In psychology, ambivalence means “the existence of mutually conflicting emotions or thoughts about a person, object, or idea.” That’s the quote from Webster’s Dictionary. In simpler terms, what does this mean? And, more importantly, which of the seemingly conflicting ideas from two very competent mental health professionals is correct?
The first question is pretty easy, and rather than type out a dissertation on the definition of “ambivalence,” I’m going to assume that we all understand what this definition means. In short, ambivalence = uncertainty/indecision.
This brings us to the second question. Which of the two ideas about how ambivalence pertains to schizophrenia is correct? Is it that people with this disorder tend to be ambivalent, unable to make up their minds about things? Or is it that people with this disorder believe the world is black-and-white and that ambivalence, or uncertainty, is beyond their scope.
As an example, let’s take the belief in the supernatural, more specifically in God. This is a subject that many people with schizophrenia struggle with on a daily basis. Some eschew the idea as ludicrous; some embrace the idea with the zeal and vigor of a lion whose last meal was two weeks ago, even going so far as to believe that they are the reincarnation of the Messiah or the Virgin Mary. There is very little, if any, middle ground for most of us, especially when we are not being properly treated with medication and psychotherapy.
This would lead one to believe that people with schizophrenia tend to look at the world in black-and-white terms. Score one for my first therapist! But wait a minute. Those same people who once embraced the idea that there is a god often do a complete 180-degree switch and completely disavow the idea that the supernatural exists. They flip-flop. I’ve known people with this disorder to do it, myself included. Score one for my second therapist, right? Not so fast.
Evidence shows that people with schizophrenia, especially those not being treated adequately, tend to have very strong opinions, beliefs, and even delusions about this subject. There is a reconciliation between the two theories. My first therapist is correct. People with this disorder, from what I have seen, heard, read, and experienced, do have a tendency to choose sides. One moment, God is real; the next moment, God is a myth. One moment, they are the Messiah or the Virgin Mary; another moment they aren’t. The middle ground doesn’t exist.
My second therapist is also correct. People with this disorder tend to have a difficult time making up their minds, not only with this particular subject but with a whole host of subjects that could include whether to begin their walk by stepping with their right or left foot, whether or not to go back to school, or whether or not to take a shower on a particular day.
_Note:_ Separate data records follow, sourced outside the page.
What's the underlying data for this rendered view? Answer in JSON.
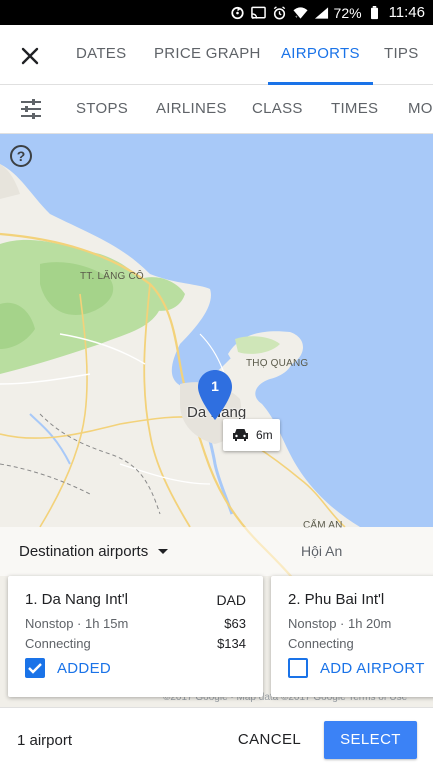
{
  "status_bar": {
    "battery_percent": "72%",
    "time": "11:46",
    "icons": [
      "sync-icon",
      "cast-icon",
      "alarm-icon",
      "wifi-icon",
      "signal-icon",
      "battery-icon"
    ]
  },
  "tabs": [
    {
      "label": "DATES",
      "active": false
    },
    {
      "label": "PRICE GRAPH",
      "active": false
    },
    {
      "label": "AIRPORTS",
      "active": true
    },
    {
      "label": "TIPS",
      "active": false
    }
  ],
  "filters": [
    {
      "label": "STOPS"
    },
    {
      "label": "AIRLINES"
    },
    {
      "label": "CLASS"
    },
    {
      "label": "TIMES"
    },
    {
      "label": "MORE"
    }
  ],
  "map": {
    "labels": {
      "lang_co": "TT. LĂNG CÔ",
      "tho_quang": "THỌ QUANG",
      "cam_an": "CẨM AN",
      "da_nang": "Da Nang",
      "hoi_an": "Hội An"
    },
    "pin_number": "1",
    "drive_time": "6m",
    "attribution": "©2017 Google · Map data ©2017 Google    Terms of Use"
  },
  "destination": {
    "dropdown_label": "Destination airports"
  },
  "airports": [
    {
      "name": "1. Da Nang Int'l",
      "code": "DAD",
      "nonstop": "Nonstop · 1h 15m",
      "nonstop_price": "$63",
      "connecting": "Connecting",
      "connecting_price": "$134",
      "action": "ADDED",
      "checked": true
    },
    {
      "name": "2. Phu Bai Int'l",
      "nonstop": "Nonstop · 1h 20m",
      "connecting": "Connecting",
      "action": "ADD AIRPORT",
      "checked": false
    }
  ],
  "footer": {
    "count": "1 airport",
    "cancel": "CANCEL",
    "select": "SELECT"
  },
  "colors": {
    "accent": "#1a73e8",
    "select_button": "#3b82f6",
    "water": "#a8c9f8",
    "pin": "#2f6fe0"
  }
}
The point is that there are often more than two solutions to a given problem. People with schizophrenia, at least the ones I know and have read about, have trouble with that concept. The world is black-and-white, which supports my first therapist’s theory. People often waffle between those two concepts. They are ambivalent about which of the two they espouse, which supports my second therapist’s theory. The two theories are not mutually conflicting. In fact, they support each other quite nicely.
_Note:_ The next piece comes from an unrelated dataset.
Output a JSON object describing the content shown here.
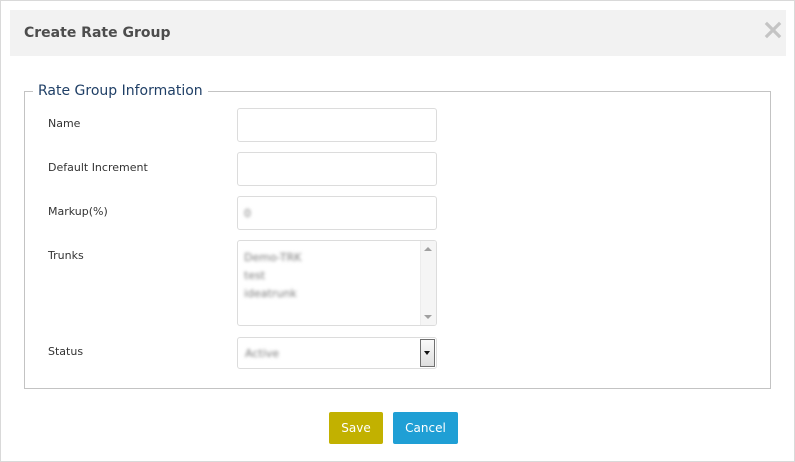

Since I have been on my current medication regimen and have been getting excellent psychotherapy from trained professionals, I have, to a large degree, been able to discard the black-and-white thinking. I still struggle with it sometimes, but not nearly as often as I did before I began taking medications and seeing good therapists. I feel fortunate to be able to start my walks by not having to think about what foot I’m going to start with. I feel fortunate to be able to recognize that regular showering is in my best interest. As for God…some things are better left to the imagination.